## Task instructions:
Copy every line below where the string "check" is found.

## Available data:
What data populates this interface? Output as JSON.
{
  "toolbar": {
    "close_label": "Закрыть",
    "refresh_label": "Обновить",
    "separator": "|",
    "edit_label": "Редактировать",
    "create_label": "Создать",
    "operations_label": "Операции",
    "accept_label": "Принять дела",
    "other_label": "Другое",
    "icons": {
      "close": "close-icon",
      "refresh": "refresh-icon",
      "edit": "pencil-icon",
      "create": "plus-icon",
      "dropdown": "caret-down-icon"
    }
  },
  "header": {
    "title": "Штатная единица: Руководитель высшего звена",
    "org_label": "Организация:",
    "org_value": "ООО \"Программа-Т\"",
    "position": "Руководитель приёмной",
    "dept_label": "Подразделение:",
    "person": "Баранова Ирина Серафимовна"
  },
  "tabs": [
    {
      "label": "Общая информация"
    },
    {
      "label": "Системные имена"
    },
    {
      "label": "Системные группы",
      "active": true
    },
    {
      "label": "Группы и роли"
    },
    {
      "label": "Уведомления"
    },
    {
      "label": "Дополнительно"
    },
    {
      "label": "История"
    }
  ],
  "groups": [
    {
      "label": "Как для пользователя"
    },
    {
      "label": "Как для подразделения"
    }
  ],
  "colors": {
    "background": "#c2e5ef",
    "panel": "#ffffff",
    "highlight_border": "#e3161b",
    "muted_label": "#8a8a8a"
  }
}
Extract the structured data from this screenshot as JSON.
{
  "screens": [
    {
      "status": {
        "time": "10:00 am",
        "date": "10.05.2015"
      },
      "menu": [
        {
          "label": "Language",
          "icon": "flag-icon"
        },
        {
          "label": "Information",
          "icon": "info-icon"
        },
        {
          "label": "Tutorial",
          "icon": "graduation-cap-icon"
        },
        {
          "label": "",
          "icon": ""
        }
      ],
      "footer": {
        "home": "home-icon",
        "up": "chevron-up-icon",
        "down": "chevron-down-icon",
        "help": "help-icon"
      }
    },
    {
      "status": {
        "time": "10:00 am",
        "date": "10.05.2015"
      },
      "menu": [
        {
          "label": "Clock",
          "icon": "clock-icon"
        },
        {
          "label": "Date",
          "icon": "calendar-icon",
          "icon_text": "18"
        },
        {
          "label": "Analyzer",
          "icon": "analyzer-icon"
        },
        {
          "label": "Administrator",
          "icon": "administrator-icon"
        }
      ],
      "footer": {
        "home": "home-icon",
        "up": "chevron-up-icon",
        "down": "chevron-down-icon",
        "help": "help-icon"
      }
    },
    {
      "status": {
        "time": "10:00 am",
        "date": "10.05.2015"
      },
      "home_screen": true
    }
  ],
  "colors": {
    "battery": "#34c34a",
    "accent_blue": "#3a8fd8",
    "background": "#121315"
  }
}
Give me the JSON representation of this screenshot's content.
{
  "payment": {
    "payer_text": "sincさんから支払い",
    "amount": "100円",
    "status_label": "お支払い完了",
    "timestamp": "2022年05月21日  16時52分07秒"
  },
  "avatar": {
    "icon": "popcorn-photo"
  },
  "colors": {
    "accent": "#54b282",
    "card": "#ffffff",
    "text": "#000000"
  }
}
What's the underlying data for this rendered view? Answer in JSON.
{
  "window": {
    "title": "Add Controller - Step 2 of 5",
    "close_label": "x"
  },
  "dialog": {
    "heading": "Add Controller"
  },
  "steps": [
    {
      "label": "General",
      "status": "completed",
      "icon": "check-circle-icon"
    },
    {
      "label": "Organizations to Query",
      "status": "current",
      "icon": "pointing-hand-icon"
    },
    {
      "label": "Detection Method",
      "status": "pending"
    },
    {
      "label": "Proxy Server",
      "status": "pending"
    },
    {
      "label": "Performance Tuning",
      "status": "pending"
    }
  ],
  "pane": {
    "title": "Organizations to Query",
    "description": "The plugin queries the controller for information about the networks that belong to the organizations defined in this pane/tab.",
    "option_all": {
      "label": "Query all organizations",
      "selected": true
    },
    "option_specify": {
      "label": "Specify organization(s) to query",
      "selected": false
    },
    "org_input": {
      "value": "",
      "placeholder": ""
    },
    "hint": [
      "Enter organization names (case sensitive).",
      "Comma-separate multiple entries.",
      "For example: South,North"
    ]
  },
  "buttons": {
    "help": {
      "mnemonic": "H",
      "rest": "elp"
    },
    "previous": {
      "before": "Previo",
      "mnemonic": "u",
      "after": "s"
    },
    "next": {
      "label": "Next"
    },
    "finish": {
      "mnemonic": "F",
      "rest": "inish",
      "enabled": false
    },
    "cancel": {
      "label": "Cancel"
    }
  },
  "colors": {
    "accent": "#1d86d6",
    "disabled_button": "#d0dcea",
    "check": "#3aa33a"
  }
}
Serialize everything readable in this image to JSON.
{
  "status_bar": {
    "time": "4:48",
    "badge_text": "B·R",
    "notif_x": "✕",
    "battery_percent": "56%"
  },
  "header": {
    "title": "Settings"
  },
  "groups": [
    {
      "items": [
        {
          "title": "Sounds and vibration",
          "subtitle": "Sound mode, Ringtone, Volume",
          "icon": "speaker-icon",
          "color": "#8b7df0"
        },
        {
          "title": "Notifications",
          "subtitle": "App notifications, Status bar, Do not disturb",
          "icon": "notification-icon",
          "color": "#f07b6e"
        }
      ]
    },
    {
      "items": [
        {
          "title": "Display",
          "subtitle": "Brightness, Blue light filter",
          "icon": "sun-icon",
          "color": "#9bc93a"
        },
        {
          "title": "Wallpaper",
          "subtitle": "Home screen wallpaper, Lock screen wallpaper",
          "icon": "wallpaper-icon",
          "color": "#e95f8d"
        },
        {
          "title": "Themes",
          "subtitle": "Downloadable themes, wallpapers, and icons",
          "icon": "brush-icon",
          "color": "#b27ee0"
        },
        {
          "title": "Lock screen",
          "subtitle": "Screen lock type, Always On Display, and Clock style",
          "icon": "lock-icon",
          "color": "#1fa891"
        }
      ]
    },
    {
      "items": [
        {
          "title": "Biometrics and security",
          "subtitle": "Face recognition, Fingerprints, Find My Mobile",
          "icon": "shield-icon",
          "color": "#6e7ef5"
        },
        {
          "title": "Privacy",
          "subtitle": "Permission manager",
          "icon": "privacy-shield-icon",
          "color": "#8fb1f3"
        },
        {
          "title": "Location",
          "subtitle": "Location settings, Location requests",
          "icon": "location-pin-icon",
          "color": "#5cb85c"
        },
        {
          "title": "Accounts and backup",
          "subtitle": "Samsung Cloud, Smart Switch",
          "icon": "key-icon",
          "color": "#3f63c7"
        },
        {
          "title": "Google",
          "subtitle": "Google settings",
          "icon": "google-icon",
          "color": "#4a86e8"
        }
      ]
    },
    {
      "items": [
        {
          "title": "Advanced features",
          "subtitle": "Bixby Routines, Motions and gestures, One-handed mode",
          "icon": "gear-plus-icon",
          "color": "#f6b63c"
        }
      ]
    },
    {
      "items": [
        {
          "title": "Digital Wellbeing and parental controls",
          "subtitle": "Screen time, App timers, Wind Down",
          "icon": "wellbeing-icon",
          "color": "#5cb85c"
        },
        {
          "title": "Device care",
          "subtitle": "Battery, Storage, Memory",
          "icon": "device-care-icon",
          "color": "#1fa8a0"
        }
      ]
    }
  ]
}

## Answer section:
      "icon": "check-circle-icon"
    "check": "#3aa33a"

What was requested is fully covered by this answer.